Exercise directions: Filter the entries for the string "Virtual". Copy each line that has it.
+++++
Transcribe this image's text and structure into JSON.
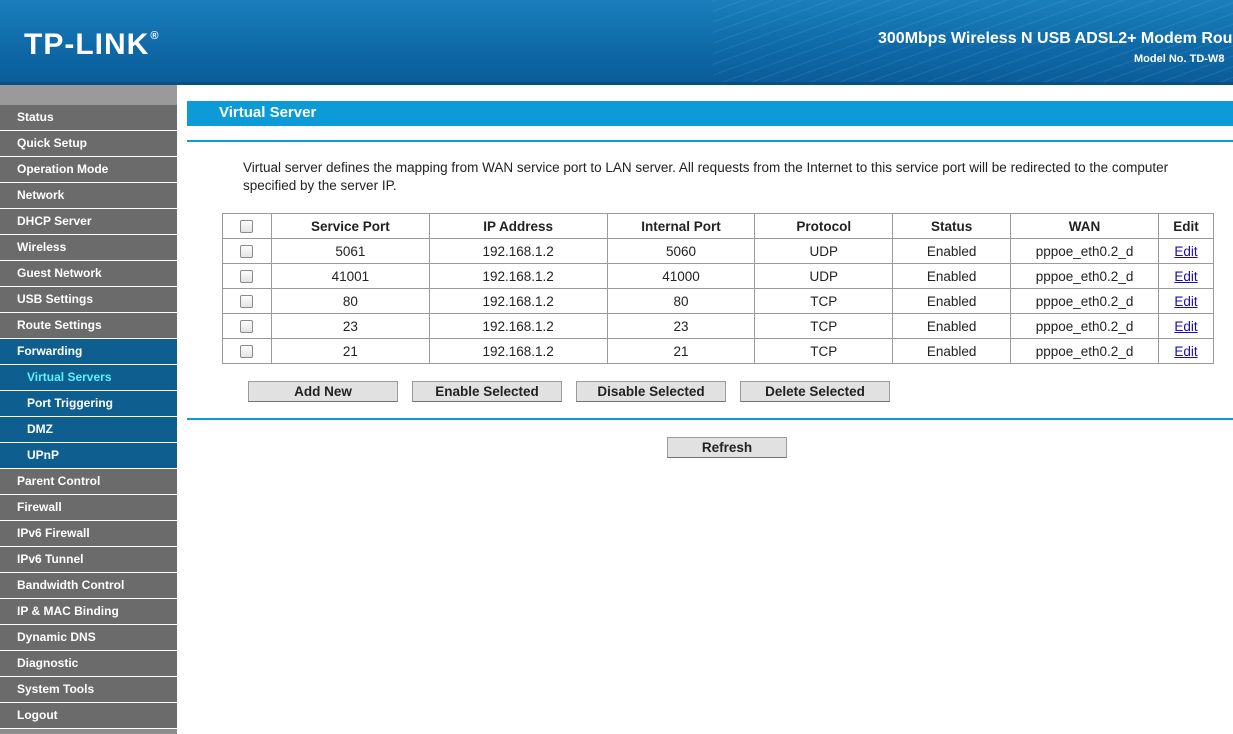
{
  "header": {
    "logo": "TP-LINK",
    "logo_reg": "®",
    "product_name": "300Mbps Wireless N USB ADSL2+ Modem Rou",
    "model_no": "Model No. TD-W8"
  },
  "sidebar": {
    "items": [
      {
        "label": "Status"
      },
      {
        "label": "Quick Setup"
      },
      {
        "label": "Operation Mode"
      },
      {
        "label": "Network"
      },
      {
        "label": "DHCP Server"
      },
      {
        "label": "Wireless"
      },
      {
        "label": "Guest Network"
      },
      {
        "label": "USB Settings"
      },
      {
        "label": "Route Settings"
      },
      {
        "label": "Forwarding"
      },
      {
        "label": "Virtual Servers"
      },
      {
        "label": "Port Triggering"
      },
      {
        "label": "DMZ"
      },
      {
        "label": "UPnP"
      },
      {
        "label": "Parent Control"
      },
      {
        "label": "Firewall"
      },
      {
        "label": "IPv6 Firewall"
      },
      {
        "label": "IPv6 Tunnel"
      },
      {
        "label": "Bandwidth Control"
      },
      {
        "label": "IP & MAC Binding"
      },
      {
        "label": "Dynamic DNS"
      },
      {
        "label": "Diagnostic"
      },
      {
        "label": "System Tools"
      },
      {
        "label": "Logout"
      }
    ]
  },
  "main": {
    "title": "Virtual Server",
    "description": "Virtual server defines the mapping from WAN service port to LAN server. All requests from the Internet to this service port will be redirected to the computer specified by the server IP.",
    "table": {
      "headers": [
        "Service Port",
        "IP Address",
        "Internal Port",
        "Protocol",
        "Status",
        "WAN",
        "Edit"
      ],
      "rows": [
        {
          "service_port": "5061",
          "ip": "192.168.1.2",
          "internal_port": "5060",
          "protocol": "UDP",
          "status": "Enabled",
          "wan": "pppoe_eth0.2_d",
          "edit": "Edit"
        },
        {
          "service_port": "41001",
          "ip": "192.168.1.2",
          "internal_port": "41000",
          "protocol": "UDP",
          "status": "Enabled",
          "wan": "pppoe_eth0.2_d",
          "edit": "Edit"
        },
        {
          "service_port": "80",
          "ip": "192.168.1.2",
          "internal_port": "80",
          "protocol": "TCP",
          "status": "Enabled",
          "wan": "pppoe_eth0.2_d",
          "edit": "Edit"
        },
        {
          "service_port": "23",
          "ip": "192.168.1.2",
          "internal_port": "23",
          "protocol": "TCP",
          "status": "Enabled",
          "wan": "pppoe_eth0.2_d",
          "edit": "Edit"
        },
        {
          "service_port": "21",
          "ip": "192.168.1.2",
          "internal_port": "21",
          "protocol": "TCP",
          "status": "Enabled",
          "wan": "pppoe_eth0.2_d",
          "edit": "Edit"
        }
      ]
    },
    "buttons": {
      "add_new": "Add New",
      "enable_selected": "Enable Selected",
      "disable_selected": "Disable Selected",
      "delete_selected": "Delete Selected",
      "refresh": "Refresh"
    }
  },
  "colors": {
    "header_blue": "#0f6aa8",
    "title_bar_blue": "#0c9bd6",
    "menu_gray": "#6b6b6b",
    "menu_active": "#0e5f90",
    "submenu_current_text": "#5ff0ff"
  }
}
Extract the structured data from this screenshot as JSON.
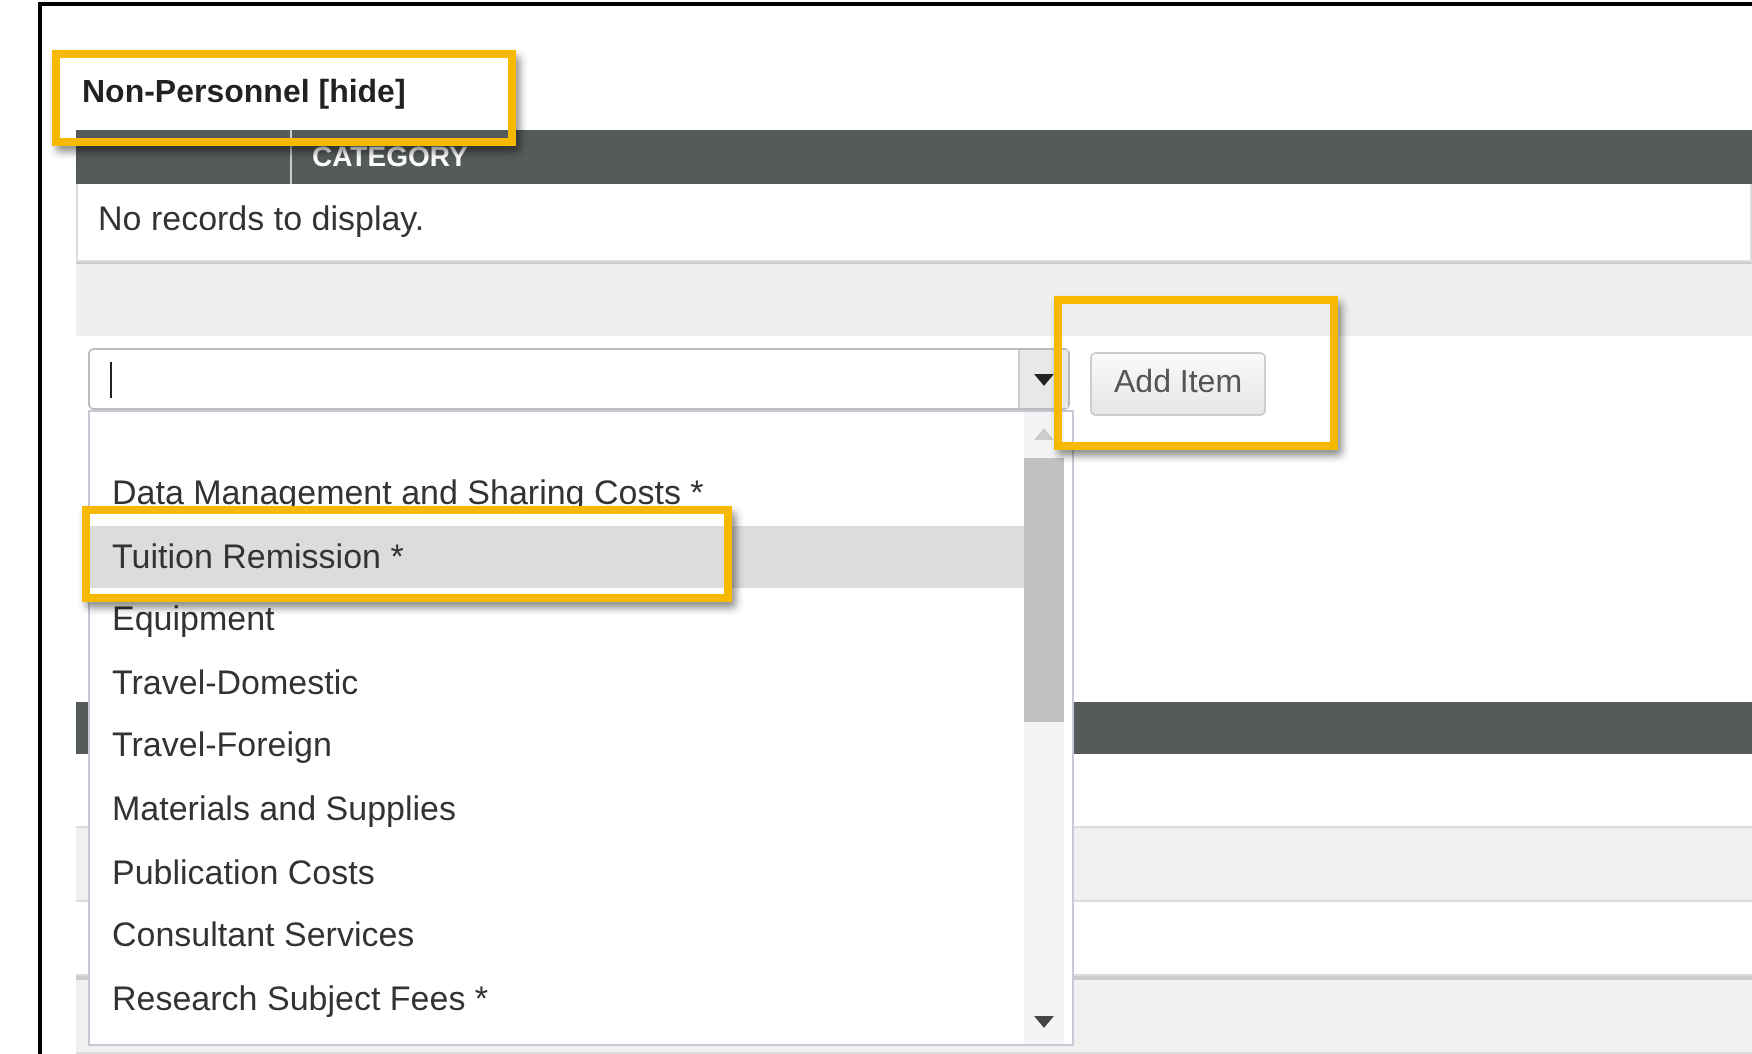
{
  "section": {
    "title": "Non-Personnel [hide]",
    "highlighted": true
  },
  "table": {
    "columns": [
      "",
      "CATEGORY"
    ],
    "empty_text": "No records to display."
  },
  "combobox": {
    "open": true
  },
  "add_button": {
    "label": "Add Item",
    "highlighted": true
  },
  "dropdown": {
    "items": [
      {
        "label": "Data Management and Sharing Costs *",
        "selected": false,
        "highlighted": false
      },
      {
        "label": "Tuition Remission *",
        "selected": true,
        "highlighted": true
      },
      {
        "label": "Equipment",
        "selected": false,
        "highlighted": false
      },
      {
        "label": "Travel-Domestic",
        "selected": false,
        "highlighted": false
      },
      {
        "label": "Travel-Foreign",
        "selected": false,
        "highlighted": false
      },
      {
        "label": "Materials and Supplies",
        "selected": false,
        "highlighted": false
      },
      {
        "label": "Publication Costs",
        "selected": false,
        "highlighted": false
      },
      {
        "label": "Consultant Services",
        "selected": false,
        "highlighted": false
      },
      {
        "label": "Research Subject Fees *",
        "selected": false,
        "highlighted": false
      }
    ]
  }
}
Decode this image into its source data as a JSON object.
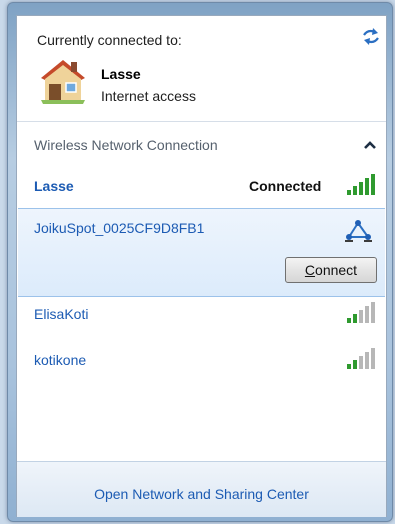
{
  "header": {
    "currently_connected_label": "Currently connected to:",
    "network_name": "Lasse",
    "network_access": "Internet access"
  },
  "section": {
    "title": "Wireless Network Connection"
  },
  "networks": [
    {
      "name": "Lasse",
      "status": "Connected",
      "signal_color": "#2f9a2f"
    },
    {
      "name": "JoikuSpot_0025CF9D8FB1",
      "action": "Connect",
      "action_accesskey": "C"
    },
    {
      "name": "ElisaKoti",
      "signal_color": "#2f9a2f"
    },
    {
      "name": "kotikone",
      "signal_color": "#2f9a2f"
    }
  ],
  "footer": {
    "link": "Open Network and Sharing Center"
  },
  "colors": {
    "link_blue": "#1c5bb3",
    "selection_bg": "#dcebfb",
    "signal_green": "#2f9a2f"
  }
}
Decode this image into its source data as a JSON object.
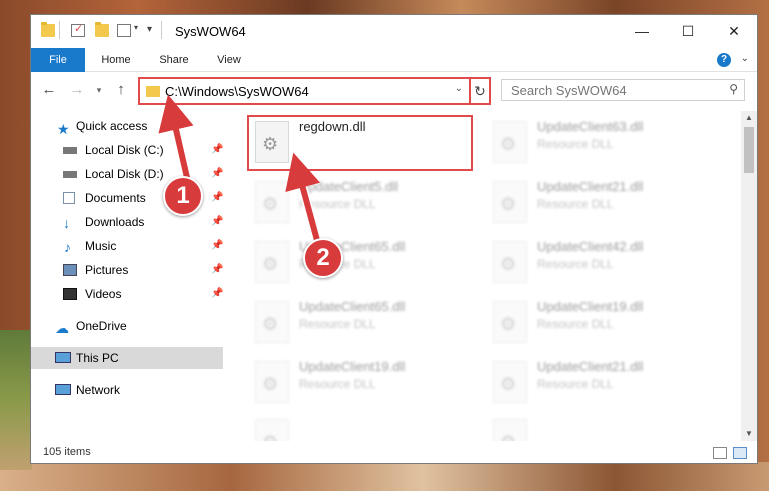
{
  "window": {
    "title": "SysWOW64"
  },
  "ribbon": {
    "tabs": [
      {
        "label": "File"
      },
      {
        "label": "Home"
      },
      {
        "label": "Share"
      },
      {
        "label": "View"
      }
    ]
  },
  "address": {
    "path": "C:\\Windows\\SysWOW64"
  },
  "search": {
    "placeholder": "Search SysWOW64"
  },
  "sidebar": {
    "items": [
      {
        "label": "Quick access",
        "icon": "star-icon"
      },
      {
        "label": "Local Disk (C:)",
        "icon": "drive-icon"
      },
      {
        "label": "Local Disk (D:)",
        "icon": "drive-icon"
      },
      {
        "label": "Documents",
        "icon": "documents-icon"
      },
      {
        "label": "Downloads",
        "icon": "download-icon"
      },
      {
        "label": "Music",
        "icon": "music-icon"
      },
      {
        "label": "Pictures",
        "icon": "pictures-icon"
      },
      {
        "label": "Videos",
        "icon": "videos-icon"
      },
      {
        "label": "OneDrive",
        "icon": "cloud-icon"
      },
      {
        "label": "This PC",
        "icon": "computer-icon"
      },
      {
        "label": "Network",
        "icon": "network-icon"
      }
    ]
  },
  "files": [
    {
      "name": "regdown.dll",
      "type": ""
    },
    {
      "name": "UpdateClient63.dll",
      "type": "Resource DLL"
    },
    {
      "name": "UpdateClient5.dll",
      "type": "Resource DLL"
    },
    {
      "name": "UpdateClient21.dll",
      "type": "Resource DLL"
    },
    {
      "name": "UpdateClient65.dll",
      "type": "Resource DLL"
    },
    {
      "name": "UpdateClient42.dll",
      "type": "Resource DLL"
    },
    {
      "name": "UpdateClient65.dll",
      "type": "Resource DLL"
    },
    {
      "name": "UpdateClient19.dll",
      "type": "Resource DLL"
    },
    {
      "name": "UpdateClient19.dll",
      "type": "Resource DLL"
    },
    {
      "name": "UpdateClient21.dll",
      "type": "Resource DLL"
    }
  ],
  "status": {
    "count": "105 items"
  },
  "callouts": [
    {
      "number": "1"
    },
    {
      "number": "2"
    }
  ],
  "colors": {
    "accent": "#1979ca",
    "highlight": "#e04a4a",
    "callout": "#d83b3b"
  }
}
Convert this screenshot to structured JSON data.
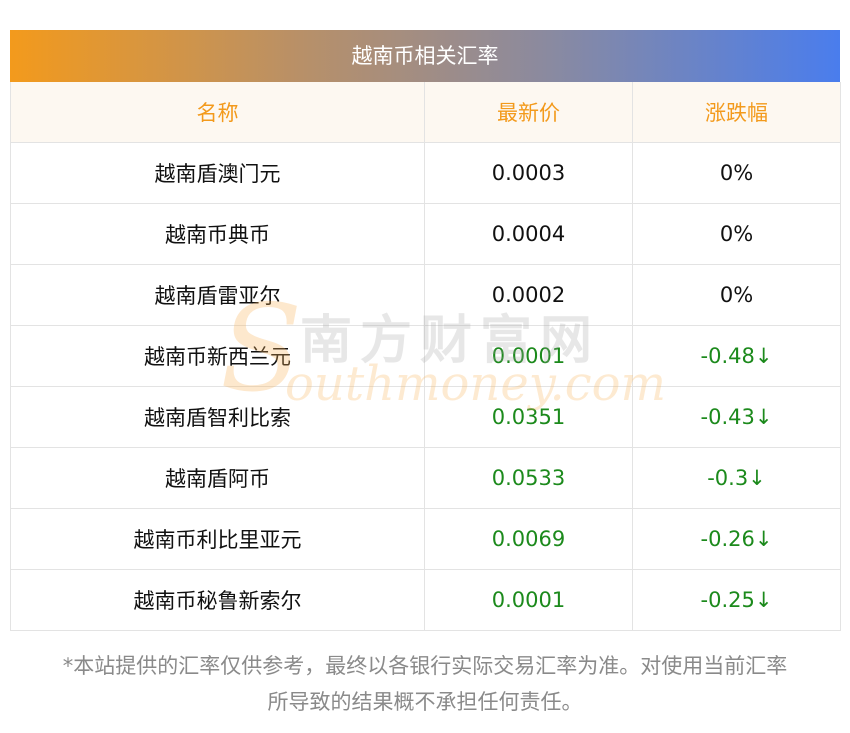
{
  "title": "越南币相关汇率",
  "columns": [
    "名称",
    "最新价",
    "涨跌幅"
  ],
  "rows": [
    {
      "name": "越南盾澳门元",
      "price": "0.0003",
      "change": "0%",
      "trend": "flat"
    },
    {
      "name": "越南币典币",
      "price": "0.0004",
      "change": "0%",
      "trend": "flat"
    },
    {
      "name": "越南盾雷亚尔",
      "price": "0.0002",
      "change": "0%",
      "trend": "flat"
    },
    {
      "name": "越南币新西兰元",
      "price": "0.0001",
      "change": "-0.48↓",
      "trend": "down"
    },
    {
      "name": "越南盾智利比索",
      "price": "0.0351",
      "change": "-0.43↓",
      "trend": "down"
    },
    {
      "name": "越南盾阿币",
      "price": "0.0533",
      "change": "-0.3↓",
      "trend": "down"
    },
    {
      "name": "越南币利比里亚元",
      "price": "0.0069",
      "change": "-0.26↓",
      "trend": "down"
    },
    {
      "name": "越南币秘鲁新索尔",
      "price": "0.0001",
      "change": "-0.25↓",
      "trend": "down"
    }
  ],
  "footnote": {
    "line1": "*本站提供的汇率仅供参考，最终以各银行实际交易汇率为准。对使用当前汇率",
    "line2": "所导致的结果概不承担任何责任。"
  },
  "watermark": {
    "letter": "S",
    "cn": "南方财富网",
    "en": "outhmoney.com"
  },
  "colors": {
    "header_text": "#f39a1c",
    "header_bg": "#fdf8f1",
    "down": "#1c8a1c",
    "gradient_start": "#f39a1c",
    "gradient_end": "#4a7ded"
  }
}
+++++
Output for this exercise:
        "label": "Virtual Servers"
    "title": "Virtual Server",
    "description": "Virtual server defines the mapping from WAN service port to LAN server. All requests from the Internet to this service port will be redirected to the computer specified by the server IP.",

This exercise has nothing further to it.